China’s policies and institutional systems with respect to resources and the environment
The market is the most fundamental means by which modem economies allocate resources. It improves the efficiency with which resources are allocated and thereby plays a decisive role in furthering the sustainable use of resources. However, in actual reality, numerous factors lead to imperfect markets, and this is particularly obvious in the realm of natural resources and the environment. The government, as the spokesperson for the public and as the guardian of public interests, is fully within its rights to regulate the exploitation and use of resources through the means of policies and institutional systems. Doing so is aimed at improving the long-term well-being of society at large by making resources more sustainable and making their use more efficient and fair. China’s current efforts, therefore, are aimed at ensuring that the market does indeed play a decisive role in allocating resources and, at the same time, that the government plays its own role more effectively.
Reforms aimed at market-oriented allocation of resources
Reform of pricing mechanisms and property rights are the key elements of reforms intended to Tnarketize’ resources in China. Both these are intimately related to the country’s overall economic stincture and institutional framework. After the establishment of New China (1949), China’s economic structure underwent a massive change. This change can be divided into two periods, namely, before and after the policies known as Reform and Opening Up (starting in 1978).
Resource allocation prior to Reform and Opening Up
After New China was established in 1949, it swiftly carried out a socialist revamping of the economy. By 1956, this process had been completed and a transformation from private to public ownership of the means of production had been achieved (‘public’ ownership included ownership by the state as a whole and ownership by collectives). A planned-economy institutional structure was then established in which the publicly owned sector was dominant in the national economy.

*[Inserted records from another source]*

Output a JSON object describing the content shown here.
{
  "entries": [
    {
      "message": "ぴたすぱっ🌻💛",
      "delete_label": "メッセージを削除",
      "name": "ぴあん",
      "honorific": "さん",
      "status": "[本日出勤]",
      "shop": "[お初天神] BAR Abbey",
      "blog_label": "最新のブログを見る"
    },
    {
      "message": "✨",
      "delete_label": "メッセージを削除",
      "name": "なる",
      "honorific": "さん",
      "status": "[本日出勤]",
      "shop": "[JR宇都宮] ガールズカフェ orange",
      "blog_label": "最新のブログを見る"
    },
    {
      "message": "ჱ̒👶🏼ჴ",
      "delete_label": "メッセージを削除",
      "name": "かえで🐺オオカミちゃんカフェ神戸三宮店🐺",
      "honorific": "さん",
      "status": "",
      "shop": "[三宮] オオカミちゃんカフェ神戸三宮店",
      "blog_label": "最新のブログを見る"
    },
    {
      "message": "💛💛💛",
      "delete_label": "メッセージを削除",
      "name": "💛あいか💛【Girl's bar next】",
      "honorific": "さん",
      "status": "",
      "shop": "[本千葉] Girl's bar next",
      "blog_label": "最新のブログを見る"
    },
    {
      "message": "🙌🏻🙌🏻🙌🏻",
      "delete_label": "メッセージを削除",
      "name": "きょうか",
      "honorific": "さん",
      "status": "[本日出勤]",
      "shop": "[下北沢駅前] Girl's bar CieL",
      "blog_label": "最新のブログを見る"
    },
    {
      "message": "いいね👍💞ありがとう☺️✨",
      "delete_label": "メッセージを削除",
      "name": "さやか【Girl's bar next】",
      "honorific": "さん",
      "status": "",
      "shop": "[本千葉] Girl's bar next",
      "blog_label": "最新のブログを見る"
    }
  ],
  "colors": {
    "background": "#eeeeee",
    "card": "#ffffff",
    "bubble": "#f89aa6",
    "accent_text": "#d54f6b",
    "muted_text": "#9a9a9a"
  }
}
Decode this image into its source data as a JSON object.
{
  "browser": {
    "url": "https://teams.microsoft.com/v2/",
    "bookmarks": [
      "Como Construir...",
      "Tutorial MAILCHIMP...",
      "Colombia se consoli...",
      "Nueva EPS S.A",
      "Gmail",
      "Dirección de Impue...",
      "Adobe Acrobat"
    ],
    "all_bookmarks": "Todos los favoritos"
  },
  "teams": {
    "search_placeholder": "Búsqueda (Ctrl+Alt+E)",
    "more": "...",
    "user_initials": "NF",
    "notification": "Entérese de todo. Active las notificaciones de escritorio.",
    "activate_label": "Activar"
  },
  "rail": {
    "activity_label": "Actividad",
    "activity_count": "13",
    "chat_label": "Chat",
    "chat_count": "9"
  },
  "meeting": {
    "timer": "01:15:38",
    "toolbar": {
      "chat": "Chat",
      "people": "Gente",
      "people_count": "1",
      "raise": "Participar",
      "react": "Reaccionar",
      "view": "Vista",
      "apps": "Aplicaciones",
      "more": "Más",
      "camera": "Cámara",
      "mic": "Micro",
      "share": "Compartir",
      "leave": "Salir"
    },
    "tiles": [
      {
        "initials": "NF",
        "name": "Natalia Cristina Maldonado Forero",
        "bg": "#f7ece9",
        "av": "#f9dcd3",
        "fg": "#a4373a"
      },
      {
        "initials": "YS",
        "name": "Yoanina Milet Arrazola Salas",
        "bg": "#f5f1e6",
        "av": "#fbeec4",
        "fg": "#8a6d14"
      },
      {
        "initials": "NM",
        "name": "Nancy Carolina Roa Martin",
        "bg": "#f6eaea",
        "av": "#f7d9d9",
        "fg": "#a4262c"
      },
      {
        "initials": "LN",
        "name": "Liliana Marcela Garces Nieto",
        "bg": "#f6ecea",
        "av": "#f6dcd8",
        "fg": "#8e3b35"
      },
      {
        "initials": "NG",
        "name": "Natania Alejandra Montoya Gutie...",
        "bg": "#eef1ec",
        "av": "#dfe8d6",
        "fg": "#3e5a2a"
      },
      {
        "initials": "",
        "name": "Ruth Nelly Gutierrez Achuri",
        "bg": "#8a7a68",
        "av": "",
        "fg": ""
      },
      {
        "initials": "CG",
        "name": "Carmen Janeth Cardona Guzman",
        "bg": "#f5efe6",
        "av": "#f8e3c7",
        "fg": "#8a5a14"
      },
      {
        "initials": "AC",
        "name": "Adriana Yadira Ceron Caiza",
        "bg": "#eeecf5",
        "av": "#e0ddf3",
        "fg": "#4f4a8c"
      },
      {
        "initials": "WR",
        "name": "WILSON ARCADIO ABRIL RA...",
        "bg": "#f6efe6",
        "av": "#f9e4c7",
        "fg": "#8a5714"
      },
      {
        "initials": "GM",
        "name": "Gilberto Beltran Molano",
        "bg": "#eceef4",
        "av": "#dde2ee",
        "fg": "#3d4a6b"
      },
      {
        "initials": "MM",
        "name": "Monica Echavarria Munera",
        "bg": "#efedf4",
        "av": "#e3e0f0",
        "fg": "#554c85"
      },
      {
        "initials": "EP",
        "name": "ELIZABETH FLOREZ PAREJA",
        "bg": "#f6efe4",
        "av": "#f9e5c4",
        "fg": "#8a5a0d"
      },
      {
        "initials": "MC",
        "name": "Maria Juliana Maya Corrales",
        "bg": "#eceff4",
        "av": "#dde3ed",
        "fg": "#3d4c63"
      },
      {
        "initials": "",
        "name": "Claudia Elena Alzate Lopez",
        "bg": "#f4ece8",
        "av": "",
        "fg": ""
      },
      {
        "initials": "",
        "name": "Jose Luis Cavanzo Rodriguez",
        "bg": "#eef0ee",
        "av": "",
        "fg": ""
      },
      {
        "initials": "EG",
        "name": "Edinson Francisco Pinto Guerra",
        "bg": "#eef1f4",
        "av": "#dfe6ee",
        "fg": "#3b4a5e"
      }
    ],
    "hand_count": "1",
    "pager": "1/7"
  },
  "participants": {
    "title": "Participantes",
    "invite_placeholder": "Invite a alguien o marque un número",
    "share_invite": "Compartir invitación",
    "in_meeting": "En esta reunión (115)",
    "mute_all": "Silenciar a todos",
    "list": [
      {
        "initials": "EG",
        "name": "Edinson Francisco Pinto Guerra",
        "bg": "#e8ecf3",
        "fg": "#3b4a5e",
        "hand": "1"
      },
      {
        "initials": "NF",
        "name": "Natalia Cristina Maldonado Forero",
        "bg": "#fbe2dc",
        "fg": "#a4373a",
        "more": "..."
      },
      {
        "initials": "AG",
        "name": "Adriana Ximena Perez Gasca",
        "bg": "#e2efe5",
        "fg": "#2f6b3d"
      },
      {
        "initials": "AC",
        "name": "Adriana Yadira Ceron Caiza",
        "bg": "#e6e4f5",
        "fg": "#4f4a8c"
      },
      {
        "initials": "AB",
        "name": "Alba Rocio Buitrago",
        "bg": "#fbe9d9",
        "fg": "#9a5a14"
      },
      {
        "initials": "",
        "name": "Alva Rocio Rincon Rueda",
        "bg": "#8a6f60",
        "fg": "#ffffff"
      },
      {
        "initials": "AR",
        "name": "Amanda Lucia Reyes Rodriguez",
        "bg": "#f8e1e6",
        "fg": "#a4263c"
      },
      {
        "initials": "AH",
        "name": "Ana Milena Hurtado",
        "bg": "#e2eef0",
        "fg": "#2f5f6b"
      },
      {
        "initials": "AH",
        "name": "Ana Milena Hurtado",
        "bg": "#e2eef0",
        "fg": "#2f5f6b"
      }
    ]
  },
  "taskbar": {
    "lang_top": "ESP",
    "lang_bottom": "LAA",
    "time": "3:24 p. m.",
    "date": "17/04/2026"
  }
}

Natural resources are the foundation of and a key component of a nation’s economy. In terms of laws, therefore, China also set up the legal attributes of public ownership with respect to natural resources, in order to conform to the transformation of the country’s economic structures. Moreover, at that point China fully incorporated natural resources into the planned economy system. In 1954, New China promulgated its first constitution, in which it explicitly declared,
The State-run sector of the economy is a socialist economy that is governed by the system of ownership by the people as a whole. The State-run sector provides the material foundation for realizing the socialist reform of the country and is the leading force in the national economy. . . . Mineral resources, water resources, and other resources that are legally designated as State- owned, including forests and uncultivated laud, all fall under the system of ownership by the people as a whole.
The pricing and allocation of mineral resources were also then made completely subject to plans. This mineral resource sector of the national economy set up accounts with other sectors. As mere ‘accounting units,’ corporations had no autonomy or decision-making authority about production and operations. Some remnants of the nonplanned economy were retained in rural areas, but as com- munization of rural areas proceeded, the allocation of land and agricultural production also became more and more planned in nature. Farming families lacked the authority to make their own decisions about what to grow, how much of it to grow, and how to grow it.
The oiiginal intent of this kind of a command-economy structure was to centralize and thereby optimize the allocation of resources. While releasing the forces of production, and allowing them to develop, the idea was to overcome the inequalities and instabilities that were present in the capitalist economic system. In the period between the socialist revamping of China’s economy and the start of Reform and Opening Up, this goal was to a degree realized in China: the country established a fairly complete industrial system and a system for basic infrastructure, while income disparities were held at a fairly low level.
However, the implementation of the planned economy brought with it severe challenges, and an enormous price was paid in terms of other considerations. Under the planned-economy model, both corporations and individuals lacked the right to make their own decisions. Meanwhile, the egalitarian model of distribution meant that incentives were extremely distorted. Pricing mechanisms were suppressed to the point that they could not function at all in guiding the allocation of resources. The end result of these problems was that resources were used extremely inefficiently. In addition, the impact of unending political movements over a long period led to severe imbalances in China’s economic structure - the economy bordered on collapse, people’s standard of living was abysmal, and there were shortages even of daily necessities. The great majority of people were still rural, and this segment of the population was universally mired in poverty.